Cultural analysis in historical sociology: The analytic and concrete forms of the autonomy of culture
David Bourget (Western Ontario)
David Chalmers (ANU, NYU)
Rafael De Clercq
Jack Alan Reynolds
Learn more about PhilPapers
Sociological Theory 9 (1):53-69 (1991)

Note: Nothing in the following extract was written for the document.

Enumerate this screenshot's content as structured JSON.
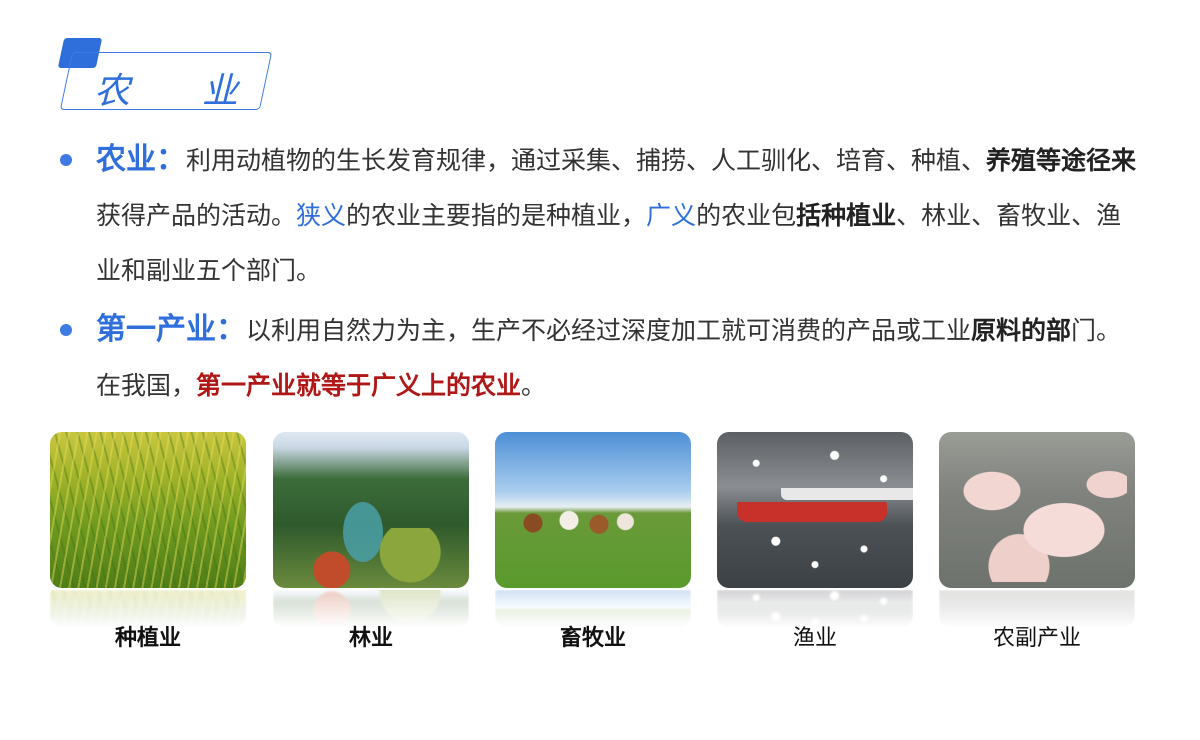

In an effort to clear away confusions regarding the role of cultural analysis in historical explanation, this paper proposes a new approach to the issue of cultural autonomy. The premise is that there are two forms of cultural autonomy, analytic and concrete. Analytic autonomy posits the independent structure of culture-its elements, processes, and reproduction. It is achieved through the theoretical and artificial separation of culture from other social structures, conditions, and action. Concrete autonomy establishes the interconnection of culture with the rest of social life, and is achieved by fleshing out the historically specific formulation of particular cultural structures. In addition to theoretically specifying the two forms of cultural autonomy, I demonstrate analytic and concrete autonomy in practice by examining two works that incorporate culture into the analysis of the same historical event. The rewards of recognizing both analytic and concrete cultural autonomy are twofold. First, cultural reductionism can be countered by establishing that culture is structural. Second and more important, once the independent nature of a cultural form is established, its causal contribution to concrete historical situations can be assessed accurately and integrated into historical explanation
|Keywords||No keywords specified (fix it)|
|Categories||categorize this paper)|
Setup an account with your affiliations in order to access resources via your University's proxy server
Configure custom proxy (use this if your affiliation does not provide a proxy)
|Through your library|
References found in this work BETA
No references found.
Citations of this work BETA
Ming-Cheng M. Lo & Yun Fan (2010). Hybrid Cultural Codes in Nonwestern Civil Society: Images of Women in Taiwan and Hong Kong. Sociological Theory 28 (2):167 - 192.
Similar books and articles
Vladislav A. Lektorsky (2001). Scientific Knowledge as Historical and Cultural Phenomenon. The Proceedings of the Twentieth World Congress of Philosophy 2001:205-212.
Margaret Moore (1999). Beyond the Cultural Argument for Liberal Nationalism. Critical Review of International Social and Political Philosophy 2 (3):26-47.
Seungbae Park (2011). Defence of Cultural Relativism. Cultura. International Journal of Philosophy of Culture and Axiology 8 (1):159-170.
David Bridges (ed.) (1997). Education, Autonomy, and Democratic Citizenship: Philosophy in a Changing World. Routledge.
V. S. Stepin (2000). Knowledge as Cultural and Historical System. The Proceedings of the Twentieth World Congress of Philosophy 5:133-138.
Bruce G. Carruthers (1994). When is the State Autonomous? Culture, Organization Theory, and the Political Sociology of the State. Sociological Theory 12 (1):19-44.
Nils Goldschmidt & Bernd Remmele (2005). Anthropology as the Basic Science of Economic Theory: Towards a Cultural Theory of Economics. Journal of Economic Methodology 12 (3):455-469.
Zushe Yuan (2011). The Autonomy of Cultural Practice: Basis, Limit and Significance of the Possibility of Developing “Cultural Automatism”. [REVIEW] Frontiers of Philosophy in China 6 (1):134-144.
Added to index2009-01-28
Total downloads32 ( #64,028 of 1,679,377 )
Recent downloads (6 months)4 ( #59,909 of 1,679,377 )
How can I increase my downloads?